For example, Oxford University classical scholar Arnold J. Toynbee has made a strong case based on documentary evidence that parts of southern Italy suffered from the ravages of Hannibal down to the time of Mussolini. Accordingly, one can infer that at least part of the great emigration circa 1900 A.D. is associated with events circa 200 B.C. (see: http://www.i-italy.org/bloggers/15991/hannibal-and-mussolini-south-will-rise-again)
This type of long view seems to be foreign to American historians of Italy. Frankly, there is, to my mind, a stunning lack of appreciation for the significance of history (beyond recent) from those sitting in what Nietzsche called the Chairs of Wisdom.
Enquiring minds may wonder:
Why does a nation with nearly 17 million citizens of southern-Italian descent have an education system, from the Ivy League universities down to the high schools, so thoroughly dominated by northern Italian history and culture?
Or to put it another way:
Why does a nation with nearly 17 million “Terroni” NOT have an education system that teaches the history and culture of their “Patria Meridionale”?
In short, the southern-Italian American people have come to be dominated by the northern-Italian “hegemonic” culture. This is a fact, not an ‘opinion’ or ‘value judgment’, supported by an overwhelming preponderance of empirical evidence such as, but not limited to, the above examples of university Italian scholarship, education programs and faculties.
Domination by Education
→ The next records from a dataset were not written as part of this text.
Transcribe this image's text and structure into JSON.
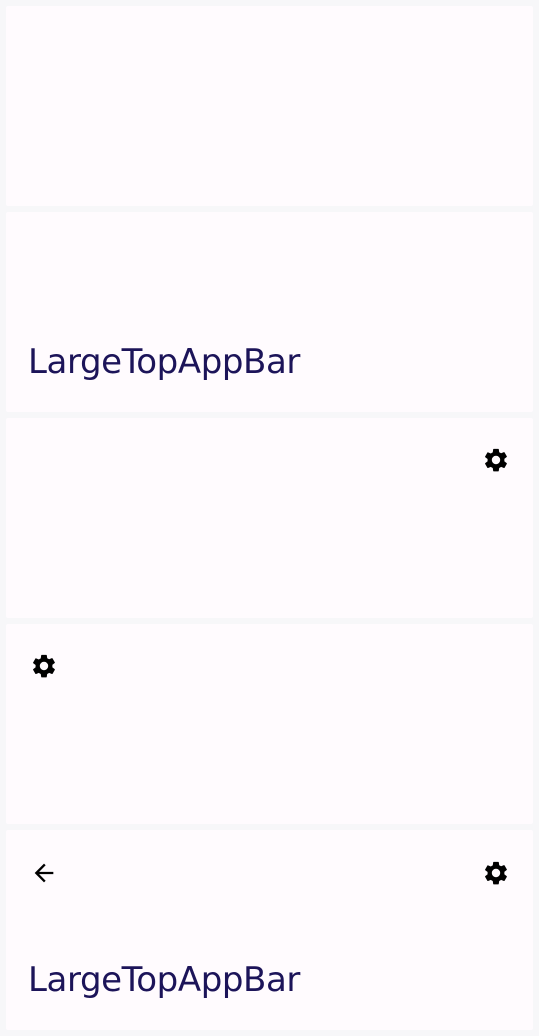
{
  "bars": [
    {
      "id": "bar-1"
    },
    {
      "id": "bar-2",
      "title": "LargeTopAppBar"
    },
    {
      "id": "bar-3",
      "action_icon": "settings-icon"
    },
    {
      "id": "bar-4",
      "navigation_icon": "settings-icon"
    },
    {
      "id": "bar-5",
      "navigation_icon": "arrow-back-icon",
      "action_icon": "settings-icon",
      "title": "LargeTopAppBar"
    }
  ],
  "colors": {
    "background": "#f7f7f9",
    "surface": "#fffbfe",
    "title_text": "#1c1459",
    "icon": "#000000"
  }
}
The process of hegemonic cultural domination is an education process.
The armies of the Piedmont conquered, pillaged, terrorized, destroyed and ultimately force emigration of the southern-Italian people. But Piedmont armies could not foist northern Italian cultural on to the southern Italian people. The only ones who could substitute the northern culture for the southern were the southern intellectuals and teachers (e.g. Croce, Amari).
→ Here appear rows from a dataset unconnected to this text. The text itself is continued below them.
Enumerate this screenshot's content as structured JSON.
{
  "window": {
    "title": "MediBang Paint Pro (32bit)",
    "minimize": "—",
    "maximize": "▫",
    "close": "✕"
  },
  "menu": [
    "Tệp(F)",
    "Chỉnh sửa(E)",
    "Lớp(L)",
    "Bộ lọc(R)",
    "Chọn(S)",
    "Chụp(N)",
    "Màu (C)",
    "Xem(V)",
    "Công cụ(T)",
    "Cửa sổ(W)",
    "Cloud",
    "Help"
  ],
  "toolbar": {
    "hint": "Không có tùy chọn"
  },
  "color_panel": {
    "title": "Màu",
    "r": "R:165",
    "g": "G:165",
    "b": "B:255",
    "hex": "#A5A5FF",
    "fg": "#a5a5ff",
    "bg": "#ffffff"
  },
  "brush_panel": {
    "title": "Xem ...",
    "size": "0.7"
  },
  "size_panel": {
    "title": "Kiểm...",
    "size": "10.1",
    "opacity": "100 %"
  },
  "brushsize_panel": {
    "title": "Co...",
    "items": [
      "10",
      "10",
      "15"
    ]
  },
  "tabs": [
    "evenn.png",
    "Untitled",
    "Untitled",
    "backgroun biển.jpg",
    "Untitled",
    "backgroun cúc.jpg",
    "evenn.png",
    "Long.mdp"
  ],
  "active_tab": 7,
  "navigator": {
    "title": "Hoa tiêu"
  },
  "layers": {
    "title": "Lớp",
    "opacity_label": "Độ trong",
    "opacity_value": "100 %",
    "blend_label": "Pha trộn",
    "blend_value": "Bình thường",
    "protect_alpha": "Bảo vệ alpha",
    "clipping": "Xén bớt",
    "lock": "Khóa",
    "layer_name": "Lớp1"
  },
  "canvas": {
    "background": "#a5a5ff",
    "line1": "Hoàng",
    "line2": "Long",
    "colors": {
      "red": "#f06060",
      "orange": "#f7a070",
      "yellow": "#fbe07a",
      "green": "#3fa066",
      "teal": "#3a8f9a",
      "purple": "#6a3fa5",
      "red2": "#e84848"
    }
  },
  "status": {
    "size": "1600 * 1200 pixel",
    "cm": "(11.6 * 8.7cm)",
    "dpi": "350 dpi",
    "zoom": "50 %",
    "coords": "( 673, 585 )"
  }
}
Cultural hegemony cannot succeed without the TEACHERS of the dominated indigenous culture convincing the indigenous population that their native culture is inferior and the alien culture is superior.
The dominated people are educated to believe that their native culture is inferior and therefore irrelevant. Education is not limited to schools (mass media propaganda is another important factor), but school teachers at all levels play a very significant role of convincing the people of a dominated culture that domination is in their best interest– they should forget about the ‘old’ ways and embrace the ‘new’.
Clearly, the northern-Italian cultural domination of southern-Italian people, which commenced 150 years ago, with the so-called Risorgimento, has reached deep into the American education system down to the high schools. Indeed, the great hew and cry about AP Italian, while no doubt a benefit to high school students, was also another American philo-Piedmontese victory in support of the northern Italian cultural hegemony.
However, what the American philo-Piedmontese Chairs of Wisdom teach is the Illusion of Italy – not the reality. The Renaissance is a delightful period in the history of art and literature. But, every aspect of all European history and culture has its roots in southern Italy and Sicily. The pointed arch made possible the Gothic cathedral. And, the first point arch in Europe was the “Admiral’s Bridge” in Palermo. And, the reason there are cathedrals is because Christianity came to Europe through southern Italy.
The Reality of Italian and European culture is NOT on the banks of the Arno – it is in the 3,000-year history of “Patria Meridionale”.
“Behold the students sleeping before the Chairs of Wisdom – Thus Spake Zarathustra.” (Nietzsche)